§ PROBLEM DETAILS:
Could you please repeat all of the entries exactly as written?

[Excerpts from an interface dataset]
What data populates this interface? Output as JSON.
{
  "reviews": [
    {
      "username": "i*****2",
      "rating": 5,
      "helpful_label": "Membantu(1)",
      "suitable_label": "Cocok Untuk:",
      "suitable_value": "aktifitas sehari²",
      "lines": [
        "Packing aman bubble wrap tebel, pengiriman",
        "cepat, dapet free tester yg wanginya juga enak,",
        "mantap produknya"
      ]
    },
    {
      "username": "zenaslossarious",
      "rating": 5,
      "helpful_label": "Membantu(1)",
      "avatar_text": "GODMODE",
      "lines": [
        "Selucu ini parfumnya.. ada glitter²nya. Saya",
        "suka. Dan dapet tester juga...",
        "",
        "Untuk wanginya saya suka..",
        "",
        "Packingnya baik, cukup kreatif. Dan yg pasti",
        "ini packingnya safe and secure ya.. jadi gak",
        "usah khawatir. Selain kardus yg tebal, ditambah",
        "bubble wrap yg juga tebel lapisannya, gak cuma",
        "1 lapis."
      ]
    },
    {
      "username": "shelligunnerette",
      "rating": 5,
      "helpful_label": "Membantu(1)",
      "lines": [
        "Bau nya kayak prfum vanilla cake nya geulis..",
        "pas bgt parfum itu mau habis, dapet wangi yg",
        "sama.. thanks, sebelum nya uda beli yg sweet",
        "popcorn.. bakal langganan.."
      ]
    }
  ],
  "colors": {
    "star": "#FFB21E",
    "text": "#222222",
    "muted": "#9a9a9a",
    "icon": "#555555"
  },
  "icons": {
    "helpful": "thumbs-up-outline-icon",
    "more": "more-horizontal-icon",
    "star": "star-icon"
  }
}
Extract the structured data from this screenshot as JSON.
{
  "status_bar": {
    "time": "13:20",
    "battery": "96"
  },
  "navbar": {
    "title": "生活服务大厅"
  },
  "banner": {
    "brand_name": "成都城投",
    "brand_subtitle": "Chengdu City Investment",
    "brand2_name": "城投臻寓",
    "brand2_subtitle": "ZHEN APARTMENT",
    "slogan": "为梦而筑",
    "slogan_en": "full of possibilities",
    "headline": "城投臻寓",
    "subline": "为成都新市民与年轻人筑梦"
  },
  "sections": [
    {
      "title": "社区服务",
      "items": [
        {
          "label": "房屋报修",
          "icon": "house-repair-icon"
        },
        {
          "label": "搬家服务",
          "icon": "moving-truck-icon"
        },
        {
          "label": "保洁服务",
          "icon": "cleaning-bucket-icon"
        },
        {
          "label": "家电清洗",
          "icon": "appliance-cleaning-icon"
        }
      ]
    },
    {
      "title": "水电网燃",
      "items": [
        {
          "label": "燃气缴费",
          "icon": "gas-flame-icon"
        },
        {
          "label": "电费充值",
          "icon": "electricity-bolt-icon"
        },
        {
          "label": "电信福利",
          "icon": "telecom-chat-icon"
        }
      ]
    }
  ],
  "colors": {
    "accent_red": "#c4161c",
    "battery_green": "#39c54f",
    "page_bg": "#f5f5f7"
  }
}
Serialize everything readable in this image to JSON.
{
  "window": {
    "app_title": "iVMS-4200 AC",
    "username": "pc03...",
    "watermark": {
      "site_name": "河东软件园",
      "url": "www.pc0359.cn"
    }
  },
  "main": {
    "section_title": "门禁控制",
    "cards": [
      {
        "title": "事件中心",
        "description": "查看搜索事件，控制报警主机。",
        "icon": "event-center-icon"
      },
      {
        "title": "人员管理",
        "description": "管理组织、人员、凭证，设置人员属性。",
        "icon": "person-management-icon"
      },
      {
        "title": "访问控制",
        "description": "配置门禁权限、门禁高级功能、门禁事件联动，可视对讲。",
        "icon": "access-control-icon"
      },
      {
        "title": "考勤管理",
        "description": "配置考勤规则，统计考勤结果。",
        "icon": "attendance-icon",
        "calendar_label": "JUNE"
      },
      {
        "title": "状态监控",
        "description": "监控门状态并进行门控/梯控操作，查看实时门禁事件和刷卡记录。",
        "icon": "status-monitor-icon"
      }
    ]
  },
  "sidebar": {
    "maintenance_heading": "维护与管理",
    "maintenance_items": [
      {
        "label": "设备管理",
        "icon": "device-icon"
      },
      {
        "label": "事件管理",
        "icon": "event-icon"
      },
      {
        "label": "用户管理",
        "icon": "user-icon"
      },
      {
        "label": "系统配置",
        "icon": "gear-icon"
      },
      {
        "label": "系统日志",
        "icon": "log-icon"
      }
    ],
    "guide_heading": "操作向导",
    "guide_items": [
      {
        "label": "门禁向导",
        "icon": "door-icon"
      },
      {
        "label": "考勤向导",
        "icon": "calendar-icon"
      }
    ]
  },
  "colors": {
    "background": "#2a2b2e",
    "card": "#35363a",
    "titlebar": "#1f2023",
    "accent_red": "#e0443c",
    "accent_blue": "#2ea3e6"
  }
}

§ WRITTEN ANSWER:
What data populates this interface? Output as JSON.
{
  "reviews": [
    {
      "username": "i*****2",
      "rating": 5,
      "helpful_label": "Membantu(1)",
      "suitable_label": "Cocok Untuk:",
      "suitable_value": "aktifitas sehari²",
      "lines": [
        "Packing aman bubble wrap tebel, pengiriman",
        "cepat, dapet free tester yg wanginya juga enak,",
        "mantap produknya"
      ]
    },
    {
      "username": "zenaslossarious",
      "rating": 5,
      "helpful_label": "Membantu(1)",
      "avatar_text": "GODMODE",
      "lines": [
        "Selucu ini parfumnya.. ada glitter²nya. Saya",
        "suka. Dan dapet tester juga...",
        "",
        "Untuk wanginya saya suka..",
        "",
        "Packingnya baik, cukup kreatif. Dan yg pasti",
        "ini packingnya safe and secure ya.. jadi gak",
        "usah khawatir. Selain kardus yg tebal, ditambah",
        "bubble wrap yg juga tebel lapisannya, gak cuma",
        "1 lapis."
      ]
    },
    {
      "username": "shelligunnerette",
      "rating": 5,
      "helpful_label": "Membantu(1)",
      "lines": [
        "Bau nya kayak prfum vanilla cake nya geulis..",
        "pas bgt parfum itu mau habis, dapet wangi yg",
        "sama.. thanks, sebelum nya uda beli yg sweet",
        "popcorn.. bakal langganan.."
      ]
    }
  ],
  "colors": {
    "star": "#FFB21E",
    "text": "#222222",
    "muted": "#9a9a9a",
    "icon": "#555555"
  },
  "icons": {
    "helpful": "thumbs-up-outline-icon",
    "more": "more-horizontal-icon",
    "star": "star-icon"
  }
}
Extract the structured data from this screenshot as JSON.
{
  "status_bar": {
    "time": "13:20",
    "battery": "96"
  },
  "navbar": {
    "title": "生活服务大厅"
  },
  "banner": {
    "brand_name": "成都城投",
    "brand_subtitle": "Chengdu City Investment",
    "brand2_name": "城投臻寓",
    "brand2_subtitle": "ZHEN APARTMENT",
    "slogan": "为梦而筑",
    "slogan_en": "full of possibilities",
    "headline": "城投臻寓",
    "subline": "为成都新市民与年轻人筑梦"
  },
  "sections": [
    {
      "title": "社区服务",
      "items": [
        {
          "label": "房屋报修",
          "icon": "house-repair-icon"
        },
        {
          "label": "搬家服务",
          "icon": "moving-truck-icon"
        },
        {
          "label": "保洁服务",
          "icon": "cleaning-bucket-icon"
        },
        {
          "label": "家电清洗",
          "icon": "appliance-cleaning-icon"
        }
      ]
    },
    {
      "title": "水电网燃",
      "items": [
        {
          "label": "燃气缴费",
          "icon": "gas-flame-icon"
        },
        {
          "label": "电费充值",
          "icon": "electricity-bolt-icon"
        },
        {
          "label": "电信福利",
          "icon": "telecom-chat-icon"
        }
      ]
    }
  ],
  "colors": {
    "accent_red": "#c4161c",
    "battery_green": "#39c54f",
    "page_bg": "#f5f5f7"
  }
}
Serialize everything readable in this image to JSON.
{
  "window": {
    "app_title": "iVMS-4200 AC",
    "username": "pc03...",
    "watermark": {
      "site_name": "河东软件园",
      "url": "www.pc0359.cn"
    }
  },
  "main": {
    "section_title": "门禁控制",
    "cards": [
      {
        "title": "事件中心",
        "description": "查看搜索事件，控制报警主机。",
        "icon": "event-center-icon"
      },
      {
        "title": "人员管理",
        "description": "管理组织、人员、凭证，设置人员属性。",
        "icon": "person-management-icon"
      },
      {
        "title": "访问控制",
        "description": "配置门禁权限、门禁高级功能、门禁事件联动，可视对讲。",
        "icon": "access-control-icon"
      },
      {
        "title": "考勤管理",
        "description": "配置考勤规则，统计考勤结果。",
        "icon": "attendance-icon",
        "calendar_label": "JUNE"
      },
      {
        "title": "状态监控",
        "description": "监控门状态并进行门控/梯控操作，查看实时门禁事件和刷卡记录。",
        "icon": "status-monitor-icon"
      }
    ]
  },
  "sidebar": {
    "maintenance_heading": "维护与管理",
    "maintenance_items": [
      {
        "label": "设备管理",
        "icon": "device-icon"
      },
      {
        "label": "事件管理",
        "icon": "event-icon"
      },
      {
        "label": "用户管理",
        "icon": "user-icon"
      },
      {
        "label": "系统配置",
        "icon": "gear-icon"
      },
      {
        "label": "系统日志",
        "icon": "log-icon"
      }
    ],
    "guide_heading": "操作向导",
    "guide_items": [
      {
        "label": "门禁向导",
        "icon": "door-icon"
      },
      {
        "label": "考勤向导",
        "icon": "calendar-icon"
      }
    ]
  },
  "colors": {
    "background": "#2a2b2e",
    "card": "#35363a",
    "titlebar": "#1f2023",
    "accent_red": "#e0443c",
    "accent_blue": "#2ea3e6"
  }
}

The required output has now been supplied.